Weekly meetings ensue, along with a design review by BAW. The entire process usually lasts 4-12 weeks. At its conclusion, a report is delivered with clear, actionable items that ensure ISO compliance and HFE best practices.
Recommendations for improvement generally include a detailed review and validation of, or, where appropriate, customized recommendations for improvement of the following design elements:
Layout & Environment
Obstacles, inefficient pathways, limited access to meeting and break rooms, proximity to distractions—all compromise efficiency and safety. Additionally, control rooms must successfully accommodate the extra personnel present at shift change or during abnormal situations.
Finishes should be durable, easily maintainable, and should consider acoustic performance and light reflectance as well as aesthetics such as hue and pattern.
Noise can be distracting, or even disruptive, increasing response time.
Windows & Lighting
Glare, non-dimmable fixtures or lack of proper lighting can lead to misinformation or fatigue, with critical consequences. When windows are required to be present, the inability to control natural light should be carefully addressed in their size, location, and treatment.

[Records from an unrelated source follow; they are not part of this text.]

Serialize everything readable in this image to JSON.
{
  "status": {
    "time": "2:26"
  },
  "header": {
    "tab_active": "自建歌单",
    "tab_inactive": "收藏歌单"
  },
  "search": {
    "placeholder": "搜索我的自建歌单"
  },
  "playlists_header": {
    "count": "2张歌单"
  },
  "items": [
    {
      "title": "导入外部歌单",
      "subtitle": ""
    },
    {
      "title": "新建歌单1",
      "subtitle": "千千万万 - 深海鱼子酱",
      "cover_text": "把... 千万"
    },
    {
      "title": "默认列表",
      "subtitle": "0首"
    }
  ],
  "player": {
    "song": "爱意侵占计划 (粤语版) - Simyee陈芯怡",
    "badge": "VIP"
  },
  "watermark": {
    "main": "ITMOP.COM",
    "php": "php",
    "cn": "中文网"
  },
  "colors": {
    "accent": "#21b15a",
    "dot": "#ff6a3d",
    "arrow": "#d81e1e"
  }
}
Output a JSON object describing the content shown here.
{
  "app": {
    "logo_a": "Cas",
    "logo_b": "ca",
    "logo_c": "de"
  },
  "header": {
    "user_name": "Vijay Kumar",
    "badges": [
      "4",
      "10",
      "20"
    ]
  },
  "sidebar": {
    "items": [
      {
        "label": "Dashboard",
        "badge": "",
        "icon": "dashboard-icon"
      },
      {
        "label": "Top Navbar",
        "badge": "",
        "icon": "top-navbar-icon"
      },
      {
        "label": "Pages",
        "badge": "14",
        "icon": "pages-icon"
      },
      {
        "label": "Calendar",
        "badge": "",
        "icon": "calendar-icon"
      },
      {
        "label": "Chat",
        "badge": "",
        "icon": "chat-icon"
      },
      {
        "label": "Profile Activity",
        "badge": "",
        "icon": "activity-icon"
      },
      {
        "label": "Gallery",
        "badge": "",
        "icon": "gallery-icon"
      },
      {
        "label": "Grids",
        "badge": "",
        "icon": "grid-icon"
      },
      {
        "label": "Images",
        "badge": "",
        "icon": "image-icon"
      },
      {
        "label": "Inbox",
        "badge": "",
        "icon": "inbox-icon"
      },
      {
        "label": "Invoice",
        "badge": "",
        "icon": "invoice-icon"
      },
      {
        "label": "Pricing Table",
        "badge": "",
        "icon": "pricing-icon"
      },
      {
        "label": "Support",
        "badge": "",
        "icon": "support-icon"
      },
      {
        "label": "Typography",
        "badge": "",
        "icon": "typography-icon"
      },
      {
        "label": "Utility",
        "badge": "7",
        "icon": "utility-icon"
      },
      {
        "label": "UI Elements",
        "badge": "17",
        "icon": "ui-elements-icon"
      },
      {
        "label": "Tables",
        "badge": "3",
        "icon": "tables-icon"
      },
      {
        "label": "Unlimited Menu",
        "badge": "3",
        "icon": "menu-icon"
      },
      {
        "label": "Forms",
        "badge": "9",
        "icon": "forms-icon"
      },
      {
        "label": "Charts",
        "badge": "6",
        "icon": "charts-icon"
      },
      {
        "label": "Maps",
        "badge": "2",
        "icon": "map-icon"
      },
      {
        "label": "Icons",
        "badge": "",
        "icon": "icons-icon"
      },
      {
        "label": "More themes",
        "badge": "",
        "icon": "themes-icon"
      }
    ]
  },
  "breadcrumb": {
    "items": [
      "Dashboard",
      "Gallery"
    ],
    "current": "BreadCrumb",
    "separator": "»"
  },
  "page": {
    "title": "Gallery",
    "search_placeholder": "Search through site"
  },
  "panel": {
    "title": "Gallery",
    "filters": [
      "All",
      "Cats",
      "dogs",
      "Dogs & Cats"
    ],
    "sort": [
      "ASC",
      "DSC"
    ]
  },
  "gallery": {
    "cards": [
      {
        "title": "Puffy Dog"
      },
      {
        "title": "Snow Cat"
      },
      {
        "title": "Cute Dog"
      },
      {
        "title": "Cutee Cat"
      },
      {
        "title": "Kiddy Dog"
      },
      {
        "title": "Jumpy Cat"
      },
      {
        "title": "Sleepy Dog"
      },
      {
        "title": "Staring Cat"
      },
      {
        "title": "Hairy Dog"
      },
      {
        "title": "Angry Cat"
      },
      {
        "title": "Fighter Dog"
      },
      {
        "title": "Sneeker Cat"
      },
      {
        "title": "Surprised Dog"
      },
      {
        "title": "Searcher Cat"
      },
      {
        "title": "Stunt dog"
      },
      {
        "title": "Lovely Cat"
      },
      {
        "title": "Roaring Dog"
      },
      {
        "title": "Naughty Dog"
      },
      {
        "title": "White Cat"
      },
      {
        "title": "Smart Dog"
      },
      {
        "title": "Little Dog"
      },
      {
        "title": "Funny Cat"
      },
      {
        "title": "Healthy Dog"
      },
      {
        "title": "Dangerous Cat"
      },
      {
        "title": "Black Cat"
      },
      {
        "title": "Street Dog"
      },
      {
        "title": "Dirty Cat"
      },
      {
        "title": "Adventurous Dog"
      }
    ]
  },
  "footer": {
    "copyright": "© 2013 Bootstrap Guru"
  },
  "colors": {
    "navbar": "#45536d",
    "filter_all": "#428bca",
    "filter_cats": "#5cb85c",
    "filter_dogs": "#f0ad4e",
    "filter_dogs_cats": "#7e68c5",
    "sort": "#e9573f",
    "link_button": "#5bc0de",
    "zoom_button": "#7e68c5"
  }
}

Operator communication amongst consoles and line of sight and arc of reach at each individual console must be optimized such that mission-critical reaction time is minimized in the event of an abnormal situation. Stationary or minimally adjustable furniture can cause fatigue and even lead to chronic health issues over time.
Furniture, & Equipment
Supporting equipment such as printers must be accessible yet not create obstacles.
The ergonomics study report delivers highly practical, easily understood, expert design review including recommendations that ensure common HFE traps are avoided. Simple suggestions might include reversing console layout to avoid screen glare (which can cause headaches over prolonged periods), or including acoustic wall panels to dampen noise and echoes. More fundamental alterations may also be needed, such as reconfiguring square footage due to under sizing that is non-ISO compliant.
A control building is no place to leave things to chance. An ergonomics assessment is a sound investment in a functional environment that optimizes safety and performance for years to come. Contact BAW to schedule yours today.